Increased levels of sugar in the blood also mean infections are more likely and are harder to treat. As well as the nerve endings in the hands and feet being damaged by the increased sugar in the blood, the damage doesn’t cause the usual pain that non-diabetics would feel after an injury.
As a consequence, diabetics need to be vigilant about checking their feet to ensure that any damage is minimised and treated as soon as it occurs. If left untreated for lengthy periods of time surgery is needed to remove the infected or dead areas, particularly in the lower limbs.

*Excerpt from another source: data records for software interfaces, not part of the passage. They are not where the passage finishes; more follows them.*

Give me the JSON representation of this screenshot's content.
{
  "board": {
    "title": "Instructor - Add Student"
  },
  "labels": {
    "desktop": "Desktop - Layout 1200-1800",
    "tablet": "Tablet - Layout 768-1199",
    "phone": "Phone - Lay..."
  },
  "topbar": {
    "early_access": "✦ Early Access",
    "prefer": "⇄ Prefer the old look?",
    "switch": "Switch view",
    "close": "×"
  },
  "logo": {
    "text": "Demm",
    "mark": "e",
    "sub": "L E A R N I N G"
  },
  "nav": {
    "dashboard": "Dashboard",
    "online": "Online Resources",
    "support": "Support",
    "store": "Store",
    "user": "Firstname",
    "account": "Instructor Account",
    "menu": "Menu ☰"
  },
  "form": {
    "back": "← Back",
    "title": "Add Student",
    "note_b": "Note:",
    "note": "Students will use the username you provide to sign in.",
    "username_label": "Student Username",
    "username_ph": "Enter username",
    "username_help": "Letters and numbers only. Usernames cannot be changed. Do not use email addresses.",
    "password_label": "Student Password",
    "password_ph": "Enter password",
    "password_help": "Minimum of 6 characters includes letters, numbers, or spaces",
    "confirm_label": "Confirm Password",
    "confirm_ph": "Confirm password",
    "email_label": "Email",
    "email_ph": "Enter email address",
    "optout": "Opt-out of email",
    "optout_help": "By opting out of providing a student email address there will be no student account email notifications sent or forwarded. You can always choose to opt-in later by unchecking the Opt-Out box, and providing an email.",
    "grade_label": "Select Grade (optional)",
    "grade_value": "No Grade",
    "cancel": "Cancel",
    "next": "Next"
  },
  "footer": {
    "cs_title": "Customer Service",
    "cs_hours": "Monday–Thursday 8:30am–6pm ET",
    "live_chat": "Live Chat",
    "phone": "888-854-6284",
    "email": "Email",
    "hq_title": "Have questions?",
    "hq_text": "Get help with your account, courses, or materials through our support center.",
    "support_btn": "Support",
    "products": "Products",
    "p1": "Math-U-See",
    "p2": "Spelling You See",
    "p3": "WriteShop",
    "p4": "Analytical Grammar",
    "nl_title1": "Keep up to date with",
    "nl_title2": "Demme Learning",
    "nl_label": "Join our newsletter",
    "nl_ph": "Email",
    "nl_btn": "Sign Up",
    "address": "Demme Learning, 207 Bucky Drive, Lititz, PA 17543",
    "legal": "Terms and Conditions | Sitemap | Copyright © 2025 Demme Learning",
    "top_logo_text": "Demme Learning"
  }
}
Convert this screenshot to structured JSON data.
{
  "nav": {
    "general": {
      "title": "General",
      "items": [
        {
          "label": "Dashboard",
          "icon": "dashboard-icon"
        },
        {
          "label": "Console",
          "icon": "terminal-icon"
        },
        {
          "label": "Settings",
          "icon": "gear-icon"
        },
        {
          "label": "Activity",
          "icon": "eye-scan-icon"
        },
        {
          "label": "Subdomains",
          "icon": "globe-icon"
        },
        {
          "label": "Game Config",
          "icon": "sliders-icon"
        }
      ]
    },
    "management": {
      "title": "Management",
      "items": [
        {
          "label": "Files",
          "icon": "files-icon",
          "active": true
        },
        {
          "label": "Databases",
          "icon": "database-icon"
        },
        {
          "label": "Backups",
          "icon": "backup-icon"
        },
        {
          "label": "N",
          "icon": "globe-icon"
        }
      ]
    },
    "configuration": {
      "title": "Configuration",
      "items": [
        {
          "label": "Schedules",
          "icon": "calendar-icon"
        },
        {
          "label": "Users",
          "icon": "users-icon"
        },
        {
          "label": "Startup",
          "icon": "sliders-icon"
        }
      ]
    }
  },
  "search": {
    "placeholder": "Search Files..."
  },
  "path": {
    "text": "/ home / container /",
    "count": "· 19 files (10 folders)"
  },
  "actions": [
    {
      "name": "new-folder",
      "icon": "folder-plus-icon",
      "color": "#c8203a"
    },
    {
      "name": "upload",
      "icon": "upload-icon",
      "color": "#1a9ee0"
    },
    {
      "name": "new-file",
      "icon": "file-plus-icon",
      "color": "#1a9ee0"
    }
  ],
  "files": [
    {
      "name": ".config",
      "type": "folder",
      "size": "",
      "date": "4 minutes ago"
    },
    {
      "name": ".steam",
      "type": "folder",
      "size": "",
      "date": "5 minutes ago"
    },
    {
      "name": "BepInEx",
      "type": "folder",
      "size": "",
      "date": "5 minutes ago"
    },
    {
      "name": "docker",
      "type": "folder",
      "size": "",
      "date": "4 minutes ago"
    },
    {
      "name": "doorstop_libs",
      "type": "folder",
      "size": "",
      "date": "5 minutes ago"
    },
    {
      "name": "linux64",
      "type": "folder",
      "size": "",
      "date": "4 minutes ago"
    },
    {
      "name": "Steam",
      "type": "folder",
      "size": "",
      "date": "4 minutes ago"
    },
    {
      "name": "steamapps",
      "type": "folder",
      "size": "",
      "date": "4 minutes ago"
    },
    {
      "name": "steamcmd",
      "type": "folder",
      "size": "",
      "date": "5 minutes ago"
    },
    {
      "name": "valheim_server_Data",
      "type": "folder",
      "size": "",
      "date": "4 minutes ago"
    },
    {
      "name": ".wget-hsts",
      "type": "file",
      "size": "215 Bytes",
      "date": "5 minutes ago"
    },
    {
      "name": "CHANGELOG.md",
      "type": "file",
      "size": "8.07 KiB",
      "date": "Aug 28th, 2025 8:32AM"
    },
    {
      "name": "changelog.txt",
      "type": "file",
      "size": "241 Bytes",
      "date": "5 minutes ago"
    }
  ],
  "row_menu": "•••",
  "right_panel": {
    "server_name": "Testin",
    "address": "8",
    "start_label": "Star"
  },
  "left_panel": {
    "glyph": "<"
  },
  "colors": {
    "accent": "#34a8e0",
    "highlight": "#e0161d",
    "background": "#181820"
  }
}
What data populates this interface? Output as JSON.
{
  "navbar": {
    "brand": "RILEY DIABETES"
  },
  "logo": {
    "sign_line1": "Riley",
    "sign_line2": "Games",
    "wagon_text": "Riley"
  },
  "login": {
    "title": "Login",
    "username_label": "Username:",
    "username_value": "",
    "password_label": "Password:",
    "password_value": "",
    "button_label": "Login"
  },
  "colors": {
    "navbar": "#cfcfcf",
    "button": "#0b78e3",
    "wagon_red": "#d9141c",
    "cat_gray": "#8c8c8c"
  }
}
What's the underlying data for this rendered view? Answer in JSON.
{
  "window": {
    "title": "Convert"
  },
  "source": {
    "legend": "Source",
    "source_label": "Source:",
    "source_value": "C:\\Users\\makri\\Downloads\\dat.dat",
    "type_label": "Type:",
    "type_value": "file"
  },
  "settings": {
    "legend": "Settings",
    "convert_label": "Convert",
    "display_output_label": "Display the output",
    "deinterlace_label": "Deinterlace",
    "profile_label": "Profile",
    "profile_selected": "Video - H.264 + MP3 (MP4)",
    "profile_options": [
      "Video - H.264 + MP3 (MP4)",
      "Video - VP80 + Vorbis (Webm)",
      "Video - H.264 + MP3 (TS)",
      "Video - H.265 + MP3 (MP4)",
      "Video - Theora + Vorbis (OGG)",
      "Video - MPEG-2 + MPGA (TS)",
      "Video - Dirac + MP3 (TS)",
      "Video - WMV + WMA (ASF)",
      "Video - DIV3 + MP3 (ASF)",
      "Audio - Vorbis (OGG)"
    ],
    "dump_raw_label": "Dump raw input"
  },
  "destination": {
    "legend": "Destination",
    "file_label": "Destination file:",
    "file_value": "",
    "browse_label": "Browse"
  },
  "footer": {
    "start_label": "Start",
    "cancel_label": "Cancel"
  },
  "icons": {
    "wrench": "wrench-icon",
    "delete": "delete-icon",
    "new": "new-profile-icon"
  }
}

Diabetics should have their feet checked by their doctor, nurse or pharmacist at least annually to ensure that their circulation, nerves and skin is in tip-top condition. They should also spend some time checking out their feet themselves at least each week, regularly, as part of their diabetes management plan.
It is important to look at the skin on top of the feet, between the toes and on the soles of the feet. Placing a foot on a stool or chair brings the foot closer to the eyes, or you can inspect the feet while sitting down. The best time to examine your feet is after bathing or showering. Wash and dry them thoroughly, and use this time to spend about five minutes inspecting them.
To look at the soles of the feet place a hand mirror on the floor. You can then angle your feet over the mirror one at a time, rather than attempt any yoga moves that become more difficult past middle age as flexibility is reduced.
While you are checking out the feet, rub in some moisturising lotion and trim your nails carefully. After this, cover the feet with socks or slippers to ensure you don’t slip over and fall, causing further damage. If you notice callouses or corns then consult your pharmacist about suitable treatments that diabetics can safely use to prevent damage. If you need further treatment, then your community pharmacist can refer you to either your doctor or to a podiatrist to ensure your foot condition is managed to prevent or limit the risk of serious infections and damage requiring surgery or other invasive treatment.
While diabetics need to be particularly vigilant, all of us need to inspect our feet regularly to ensure they can continue to carry us about our lives as comfortably and painlessly as possible.